a tumble off the road. I imagine the doors stuck in the pressure of
the plunge, my drowned body floating to the surface not pretty
enough to salvage & burn. I spread to the shoals, a seasoned meal
in undertow, delicious, at least, to the fish. I am the fish, feral &
But I am flopped against the window, a pane dusty with estival
judgment. I roll it down, gills gasping for air, my face a drum of
highway breath, the 65 mph hot wind on my cheek reminding me
I am a body on an irreplaceable planet. Don’t take everything so
seriously, I hear. Roll the window up, dear, it really is too loud.
Copyright © 2020 by heidi andrea restrepo rhodes. Originally published in Poem-a-Day on October 12, 2020, by the Academy of American Poets.
The whirring internal machine, its gears
grinding not to a halt but to a pace that emits
a low hum, a steady and almost imperceptible
hum: the Greeks would not have seen it this way.
Simply put, it was a result of black bile,
the small fruit of the gall bladder perched
under the liver somehow over-ripened
and then becoming fetid. So the ancients
would have us believe. But the overly-emotional
and contrarian Romans saw it as a kind of mourning
for one’s self. I trust the ancients but I have never
given any of this credence because I cannot understand
how one does this, mourn one’s self.
Down by the shoreline—the Pacific
wrestling with far more important
philosophical issues—I recall the English notion
of it being a wistfulness, something John Donne
wore successfully as a fashion statement.
But how does one wear wistfulness well
unless one is a true believer?
The humors within me are unbalanced,
and I doubt they were ever really in balance
to begin with, ever in that rare but beautiful
thing the scientists call equilibrium.
My gall bladder squeezes and wrenches,
or so I imagine. I am wistful and morose
and I am certain black bile is streaming
through my body as I walk beside this seashore.
The small birds scrambling away from the advancing
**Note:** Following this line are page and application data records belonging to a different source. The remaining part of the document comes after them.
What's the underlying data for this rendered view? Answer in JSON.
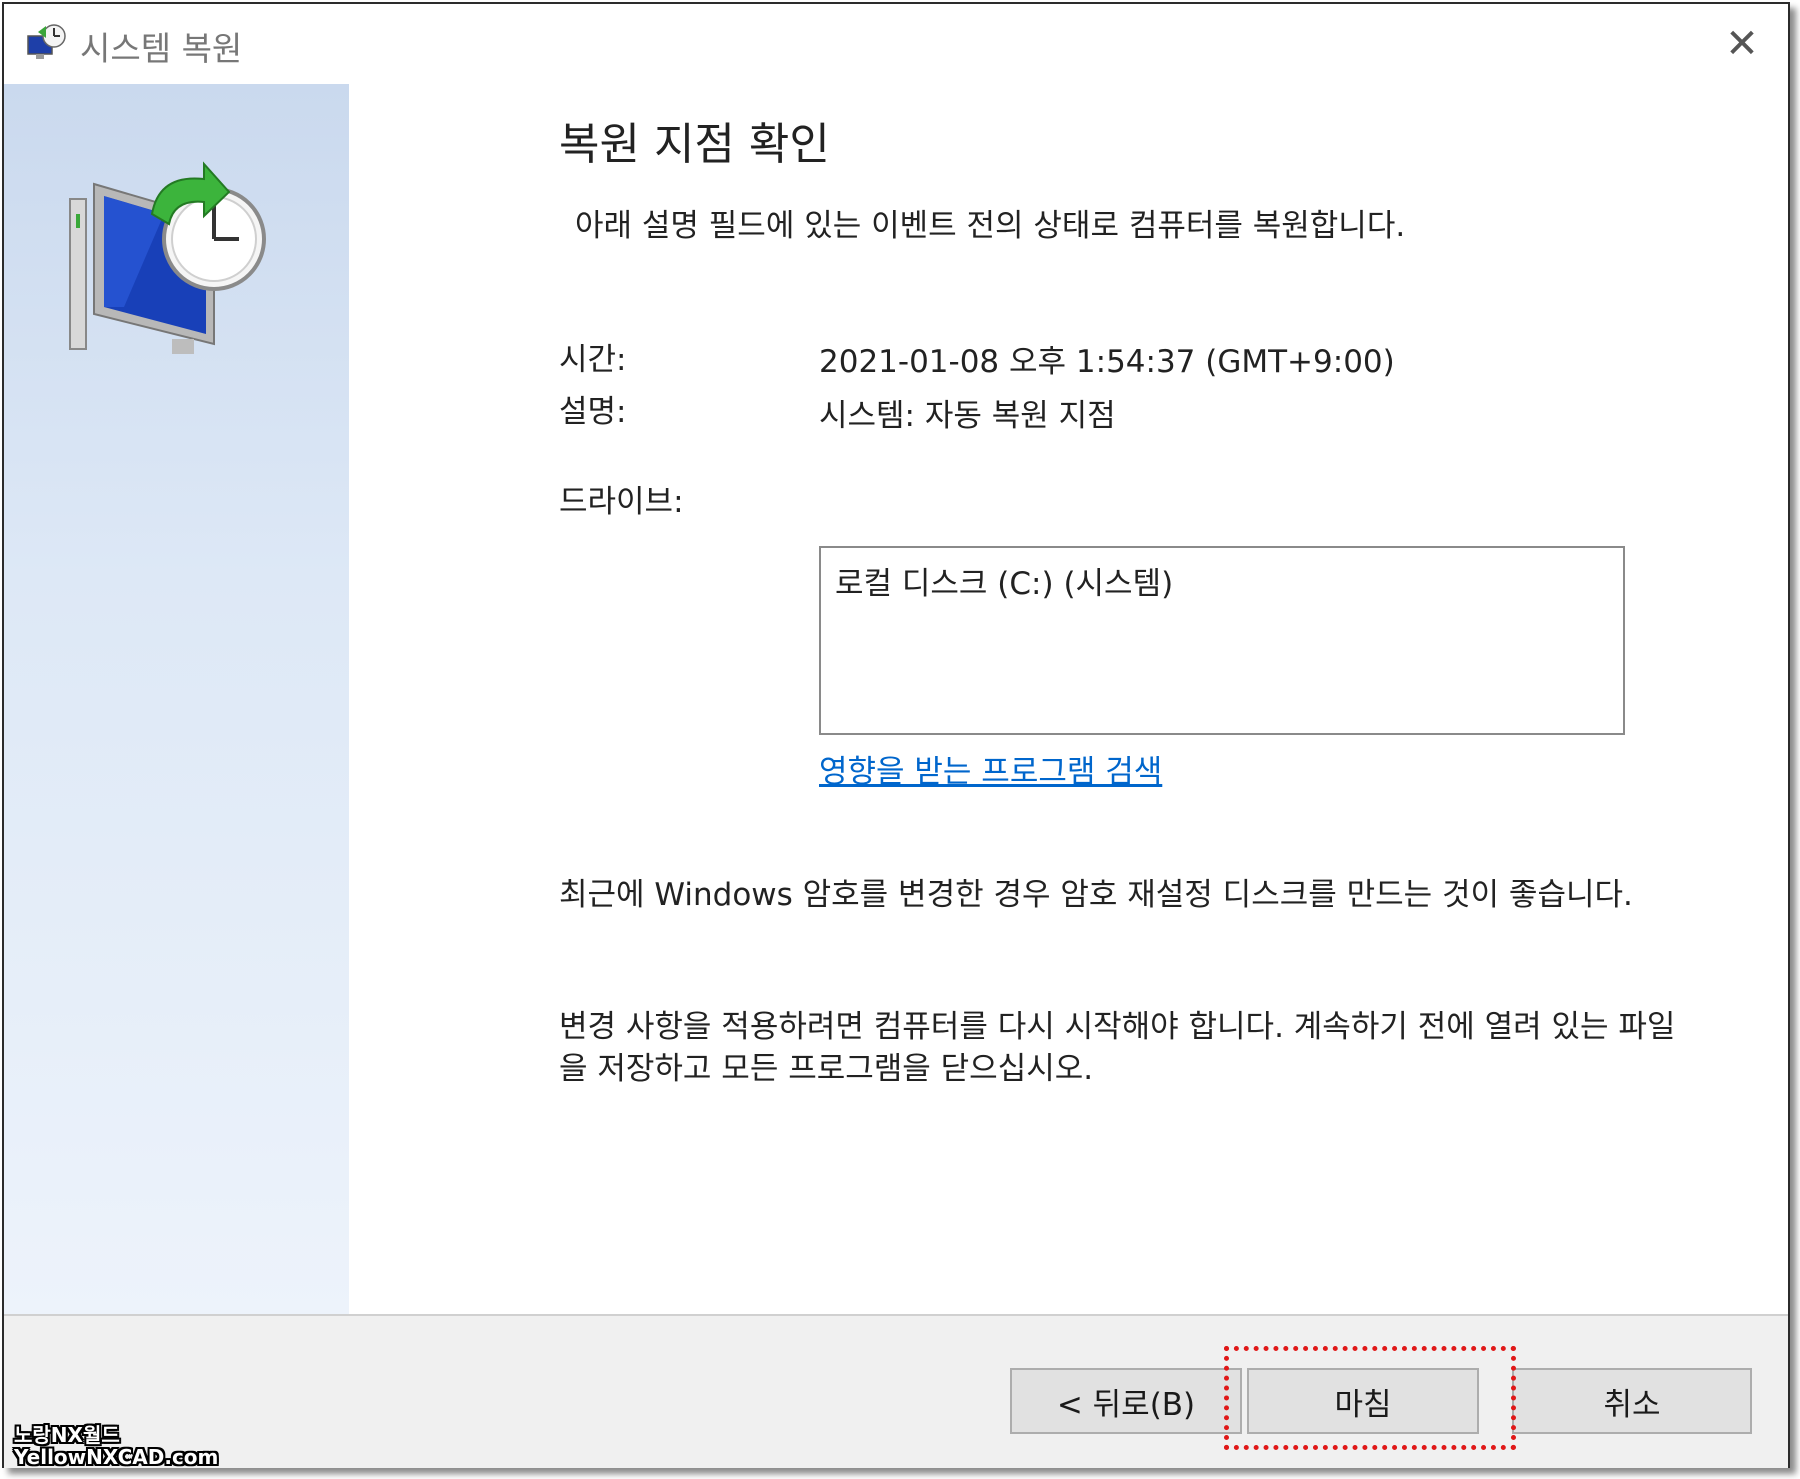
{
  "window": {
    "title": "시스템 복원",
    "close_glyph": "✕"
  },
  "icons": {
    "title_icon": "system-restore-icon",
    "hero_icon": "system-restore-computer-clock-icon"
  },
  "main": {
    "heading": "복원 지점 확인",
    "subtitle": "아래 설명 필드에 있는 이벤트 전의 상태로 컴퓨터를 복원합니다.",
    "time_label": "시간:",
    "time_value": "2021-01-08 오후 1:54:37 (GMT+9:00)",
    "desc_label": "설명:",
    "desc_value": "시스템: 자동 복원 지점",
    "drive_label": "드라이브:",
    "drives": [
      "로컬 디스크 (C:) (시스템)"
    ],
    "affected_link": "영향을 받는 프로그램 검색",
    "password_note": "최근에 Windows 암호를 변경한 경우 암호 재설정 디스크를 만드는 것이 좋습니다.",
    "restart_note": "변경 사항을 적용하려면 컴퓨터를 다시 시작해야 합니다. 계속하기 전에 열려 있는 파일을 저장하고 모든 프로그램을 닫으십시오."
  },
  "footer": {
    "back_label": "< 뒤로(B)",
    "finish_label": "마침",
    "cancel_label": "취소",
    "highlight_color": "#e01818"
  },
  "watermark": {
    "line1": "노랑NX월드",
    "line2": "YellowNXCAD.com"
  },
  "colors": {
    "link": "#0066cc",
    "sidebar_top": "#cad9ee",
    "footer_bg": "#f0f0f0"
  }
}
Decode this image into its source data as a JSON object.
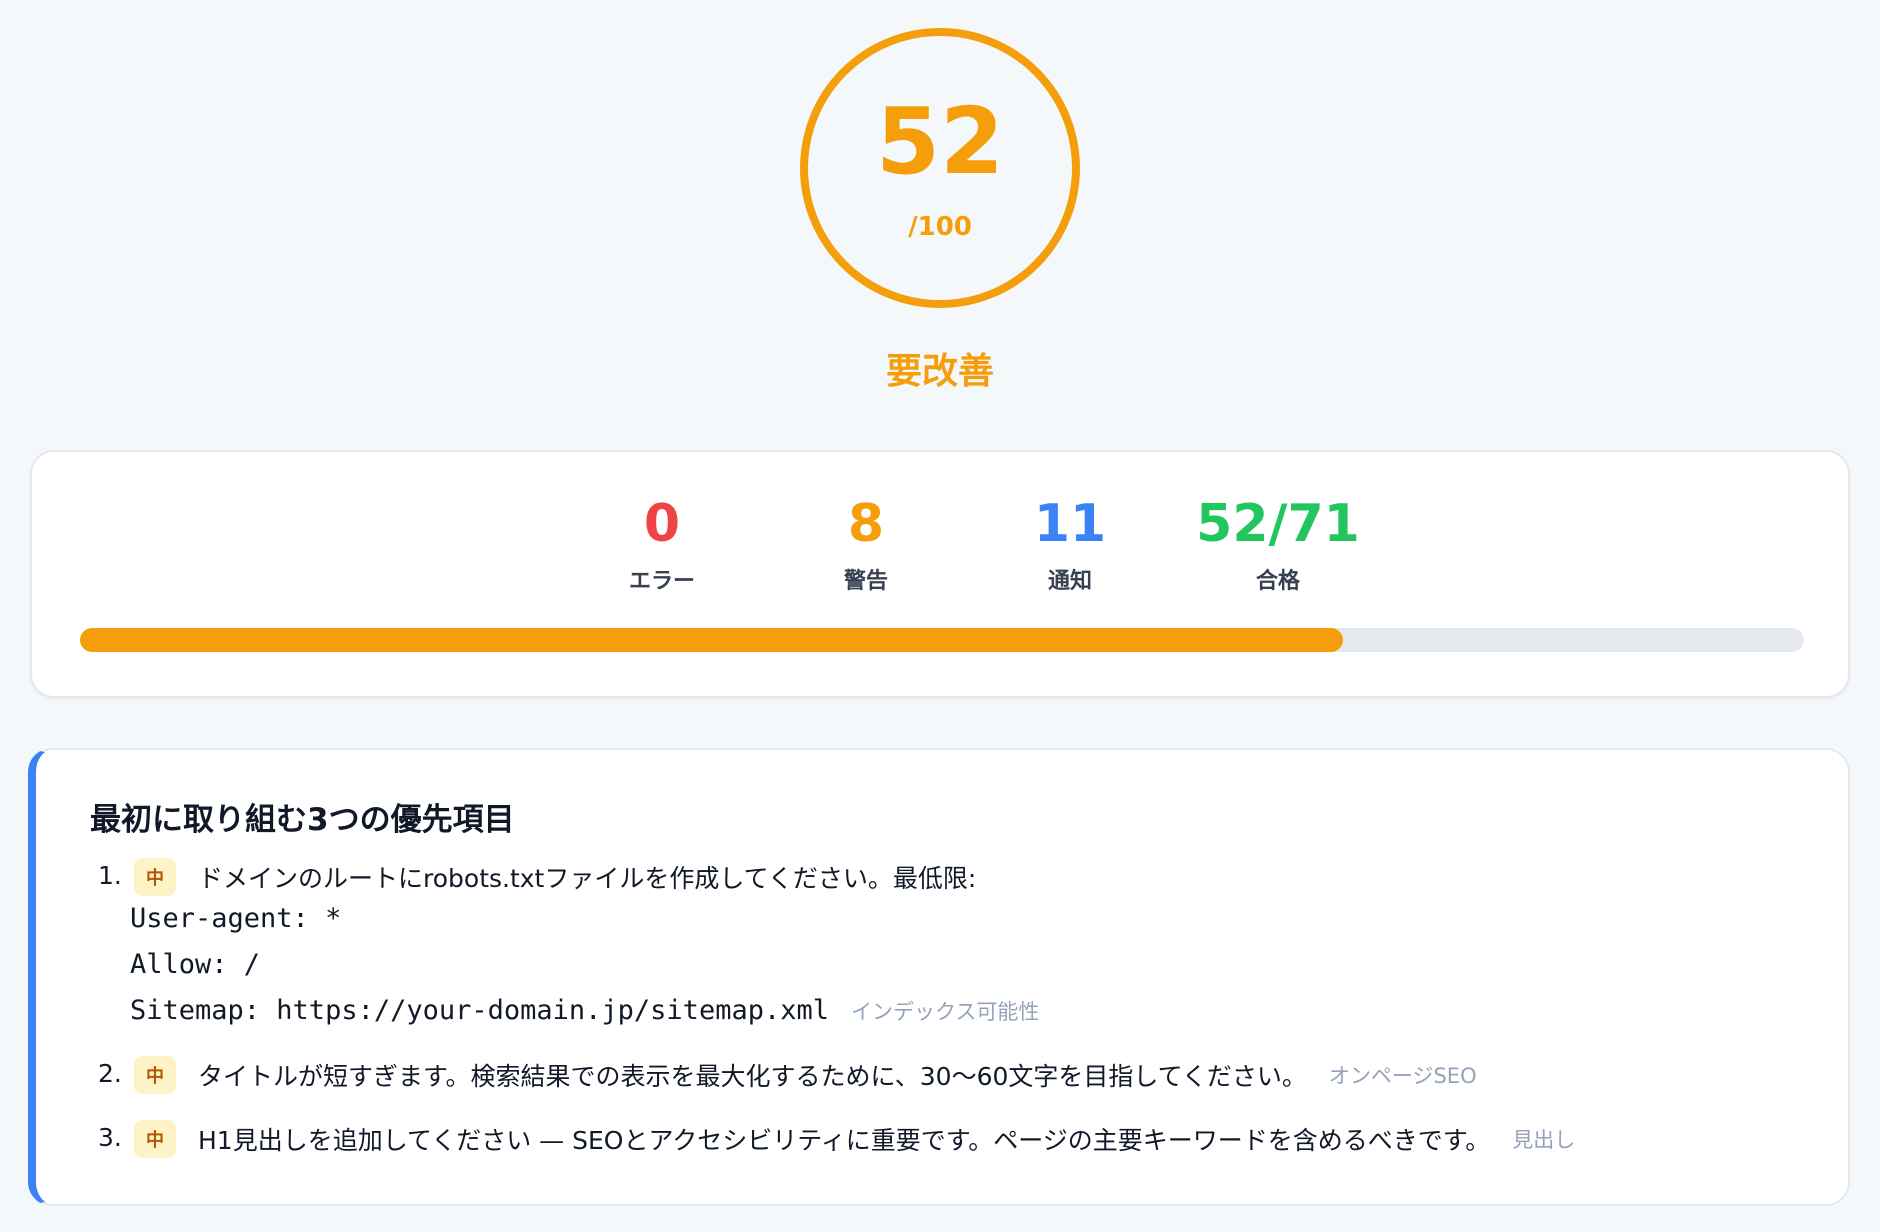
{
  "score": {
    "value": "52",
    "max": "/100",
    "progress": 0.52,
    "label": "要改善"
  },
  "stats": {
    "items": [
      {
        "value": "0",
        "label": "エラー",
        "color": "#ef4444"
      },
      {
        "value": "8",
        "label": "警告",
        "color": "#f59e0b"
      },
      {
        "value": "11",
        "label": "通知",
        "color": "#3b82f6"
      },
      {
        "value": "52/71",
        "label": "合格",
        "color": "#22c55e"
      }
    ],
    "pass_ratio": 0.7324
  },
  "priorities": {
    "title": "最初に取り組む3つの優先項目",
    "items": [
      {
        "num": "1.",
        "badge": "中",
        "text": "ドメインのルートにrobots.txtファイルを作成してください。最低限:",
        "code": [
          "User-agent: *",
          "Allow: /",
          "Sitemap: https://your-domain.jp/sitemap.xml"
        ],
        "category": "インデックス可能性"
      },
      {
        "num": "2.",
        "badge": "中",
        "text": "タイトルが短すぎます。検索結果での表示を最大化するために、30〜60文字を目指してください。",
        "category": "オンページSEO"
      },
      {
        "num": "3.",
        "badge": "中",
        "text": "H1見出しを追加してください — SEOとアクセシビリティに重要です。ページの主要キーワードを含めるべきです。",
        "category": "見出し"
      }
    ]
  }
}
surf; the sun climbing overhead shortening shadows;
the sound of the waves hushing the cries of gulls:
I have no idea where any of this ends up.
To be balanced, to be without either
peaks or troughs: do tell me what that is like…
This contemplating, this mulling over, often leads
to a moment a few weeks from now,
the one in which everything suddenly shines
with clarity, where my fingers race to put down
the words, my fingers so quick on the keyboard
it will seem like a god-damned miracle.
Copyright © 2020 by C. Dale Young. Originally published in Poem-a-Day on October 13, 2020, by the Academy of American Poets.